The selloff in all things related to resources has spilled over into the shipping stocks as well. After all, if everyone already has enough raw materials they aren’t using any way, who is going to need to ship stuff?
While the selloff hasn’t been as steep as it could have been, the miners and drillers of the world are trading back down near their annual lows. While the pace of economic growth in the world is indeed slow at best, I am not sure that the current pricing in some of the shippers is justified right now.
Taking a longer-term perspective, I think that demand for oil, coal, food products and other goods will pick up over the next five years so, and investors who take advantage of the discounted pricing currently available will benefit greatly from an eventual recovery in the global shipping industry.

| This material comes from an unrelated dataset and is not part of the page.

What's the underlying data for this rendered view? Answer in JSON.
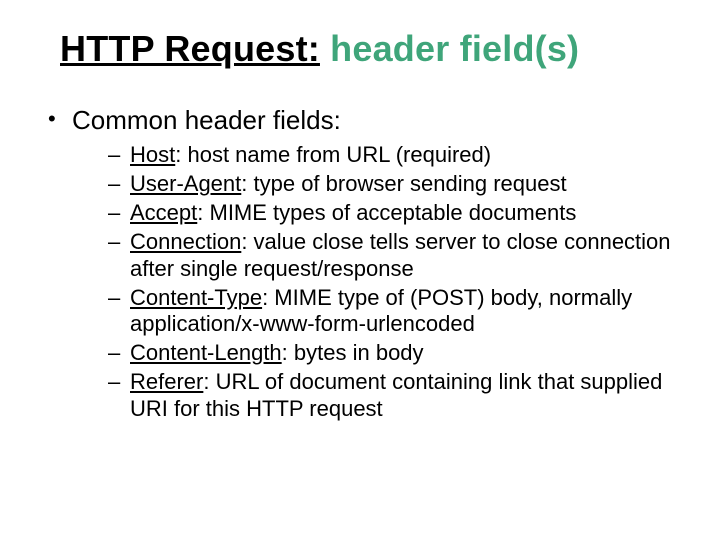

The smart and patient money appears to think so. Private equity funds are still quietly making investments in the industry on very attractive prices. Investors of distressed companies have become major players in the global shipping industry. Embarcadero Maritime, a partnership between KKR (KKR) and Borealis Maritime to invest in distressed shipping assets, just closed on a deal to buy nine container ships anticipating market improvements in the years ahead.
Investors might want to consider the same approach to shipping stocks.
Nordic American Tankers (NAT)
Bermuda-based Nordic American Tankers (NAT) has a fleet of 22 Suezmax class tankers that carry crude oil around the world. Nordic American has kept debt low and reinforced the balance sheet with an equity offering earlier this year.
Business is not bad as Nordic American has grown revenues and reduced bottom-line losses so far this year. In the last earnings report, Nordic American looked forward to better market conditions saying,
“[Nordic American] is well placed to take advantage of strong shipping markets, which can be expected to be reflected in increased dividend payouts immediately following a market upswing.”
At the current price, NAT stock is trading at just 76% of book value, which means Nordic American is certainly cheap on an asset basis. The current yield is 5.99%. So, Nordic American pays investors handsomely while waiting for industry conditions to improve.
Safe Bulkers (SB)
Safe Bulkers (SB) has a fleet of 30 dry bulk vessels that carry things like coal, grain, and iron ore all over the globe. Safe Bulkers is seeing weak results as a result of the global economic weakness and low shipping rates.
However, Safe Bulkers appears to be financially strong enough to survive until conditions improve, and SB stock is cheap at the current price. Safe Bulkers is trading at just 80% of book value and yielding 3.52%.
The shipping industry may take several years to recover, but if you think like a private equity investor and can wait five to seven years, returns measured in multiples of the current price will likely reward your patience with your shipping investments.
More From InvestorPlace